She was born in Yeo-heung as Yeosung Buwongun, Min Chi-rok's daughter (1851 ~ 1895). At 8 years of age, she lost her father and suffered greatly as her family became impoverished, but amongst the Min family, she was known for being a precocious child. In 1866 (3rd year of Joseon's Gojong), Heungseon Daewongun sought to eliminate the power base that was built on nepotism surrounding the throne. At the recommendation of Daewongun's wife, Min, Daewongun's search for a suitable wife for his son, King Gojong, resulted in her becoming queen at age 16. Although Gojong was in love with his courtesan, Lee, and cared little for Queen Myeongseong, Myeongseong was praised by those around her for her outstanding manners.
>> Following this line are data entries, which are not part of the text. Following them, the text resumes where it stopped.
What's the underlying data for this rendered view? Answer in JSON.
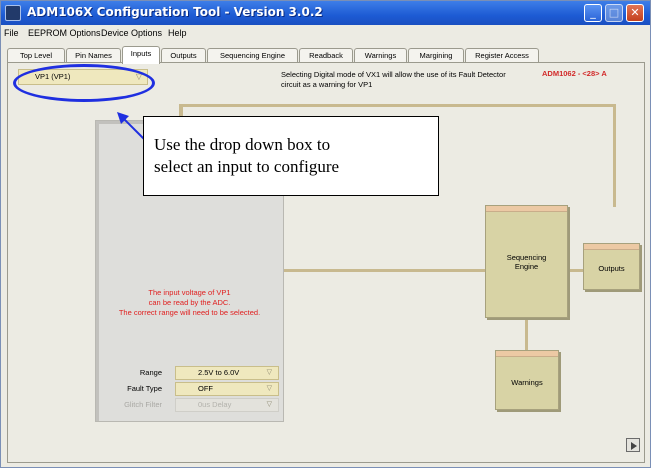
{
  "window": {
    "title": "ADM106X Configuration Tool - Version 3.0.2",
    "controls": {
      "minimize_icon": "minimize-icon",
      "maximize_icon": "maximize-icon",
      "close_icon": "close-icon",
      "close_glyph": "✕"
    }
  },
  "menu": [
    "File",
    "EEPROM Options",
    "Device Options",
    "Help"
  ],
  "tabs": [
    "Top Level",
    "Pin Names",
    "Inputs",
    "Outputs",
    "Sequencing Engine",
    "Readback",
    "Warnings",
    "Margining",
    "Register Access"
  ],
  "active_tab": "Inputs",
  "input_selector": {
    "value": "VP1 (VP1)",
    "arrow": "▽"
  },
  "info_text": "Selecting Digital mode of VX1 will allow the use of its Fault Detector circuit as a warning for VP1",
  "device_label": "ADM1062 - <28> A",
  "callout": {
    "line1": "Use the drop down box to",
    "line2": "select an input to configure"
  },
  "panel": {
    "message_line1": "The input voltage of VP1",
    "message_line2": "can be read by the ADC.",
    "message_line3": "The correct range will need to be selected.",
    "fields": [
      {
        "label": "Range",
        "value": "2.5V to 6.0V",
        "enabled": true
      },
      {
        "label": "Fault Type",
        "value": "OFF",
        "enabled": true
      },
      {
        "label": "Glitch Filter",
        "value": "0us Delay",
        "enabled": false
      }
    ]
  },
  "blocks": {
    "sequencing_engine_line1": "Sequencing",
    "sequencing_engine_line2": "Engine",
    "outputs": "Outputs",
    "warnings": "Warnings"
  },
  "colors": {
    "title_bar": "#1d5bd4",
    "oval": "#1f2fe0",
    "red_text": "#e02020",
    "block_fill": "#d8d3a5",
    "block_top": "#ecc9a4",
    "field_fill": "#efe8be"
  }
}
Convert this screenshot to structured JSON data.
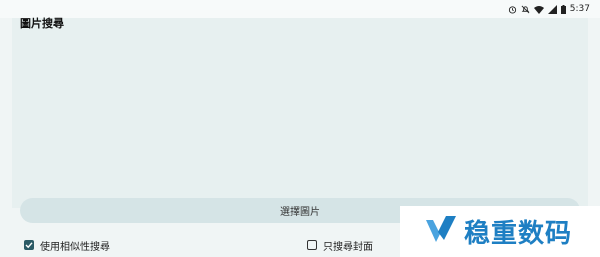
{
  "status_bar": {
    "time": "5:37",
    "icons": [
      "alarm-icon",
      "mute-icon",
      "wifi-icon",
      "signal-icon",
      "battery-icon"
    ]
  },
  "panel": {
    "title": "圖片搜尋"
  },
  "select_button": {
    "label": "選擇圖片"
  },
  "options": {
    "similarity": {
      "label": "使用相似性搜尋",
      "checked": true
    },
    "covers_only": {
      "label": "只搜尋封面",
      "checked": false
    }
  },
  "watermark": {
    "text": "稳重数码",
    "brand_color": "#1e7fc3"
  },
  "colors": {
    "accent": "#2b5b66",
    "button_bg": "#d5e4e6",
    "panel_bg": "#e7f0f0"
  }
}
When Courtesan Lee gave birth to a son, Wanhwa Gung, the child of a concubine, Heungseon Daewongun, Lee Ha-eung was very pleased. As a result, Queen Myeongseong, became motivated by feelings of discontent and jealousy to hone her political acumen.
  While Heungseon Daewongun ruled the country, the general public ignored Queen Myeongseong and she used this opportunity to gather the opposition to Heungseon Daewongun's power and to amass her own influence. In 1874 (Joseon's Gojong 11th year), she gave birth to Prince Chuk and the rise of Queen Myeongseong's party gained the notice of Heungseon Daewongun, causing him to make plans for Wanhwa Gung to be named the only successor to the throne. This plan was uncovered by Queen Myeongseong and started the beginning of a race for the throne. She sent Senior Lee Yu-won to Beijing in order to receive approval for Prince Chuk to be the successor. She took the opportunity of the civic unpopularity of Heungseon Daewongun's domestic policy and ordered Min Seung-ho to collude with Jo Sung-ha, nephew of Queen Jo, and with the Kim Byeong-kuk party, who opposed Heungseon Daewongun. She extended her power by allying with Heungseon Daewongun's oldest son, Lee Jae-myeon, and Heungseon Daewongun's older brother, Lee Choi-eung, as well as with Jo Doo-soon and Lee Yu-won. Finally in 1873 (the 10th year of Joseon Gojong), Heungseon Daewongun stepped down from his position and Gojong alone ruled the country. Gojong created a Treaty of Peace and advocated an Open Door Policy for the country. He started to change the domestic affairs of Heungseon Deawongun from within. The main supporters of Queen Myeongseong gained position within the palace, resulting in an increased hostility with Heungseon Daewongun. This tension eventually led to a military rebellion in 1882, Imo year. Queen Myeongseong barely escaped to safety in the house of Chungju Mok. Min Eun-sik and Heungseon Daewongun was able to reclaim his position. He mistakenly believed that Queen Myeongseong had been killed in the event and even arranged a funeral for her, but Chinese intervention resulted in a limiting of the army and eventually the forced removal of Heungseong Daewongun to their country. After the 1884 Gapsin Coup, the Min clan forced out the Enlightenment Party and restored the balance of power to the conservative faction. Ten years later, pressure from Japan resulted in the Gabo Reform as Queen Myeongseong lost power again. Three countries intervened, putting Japan in an unfavorable position, and resulting in a partnership with Russia that threatened Japan's control. In September 1895, Miura was appointed as the Japanese Envoy after Inoue and he was set on a collision course with Queen Myeongseong and her partnership with Russia. The Myeongseong partnership with Russia irritated Japan and in October 8th, 1895, Queen Myeongseong was assassinated by a pro-Japanese group along with 20~30 men sent by the Japanese Envoy. Her corpse was wrapped in a royal blanket and dosed with gasoline before it was set aflame. This incident was called the Eulmi Incident. In the year 1897 (Korean Empire Gwangmu 1st), she was officially given the title Queen Myeongseong, and her remains were kept at South Cheongyangni until 1919, when King Gojong was dethroned, she was moved to Hongreung. Deep within Gyeongbok Palace near the Korean Folk Village (for a while the Jeonseung Craft Hall was used) on the right side, resides Queen Myeongseong's Memorial Tomb, alone throughout the years.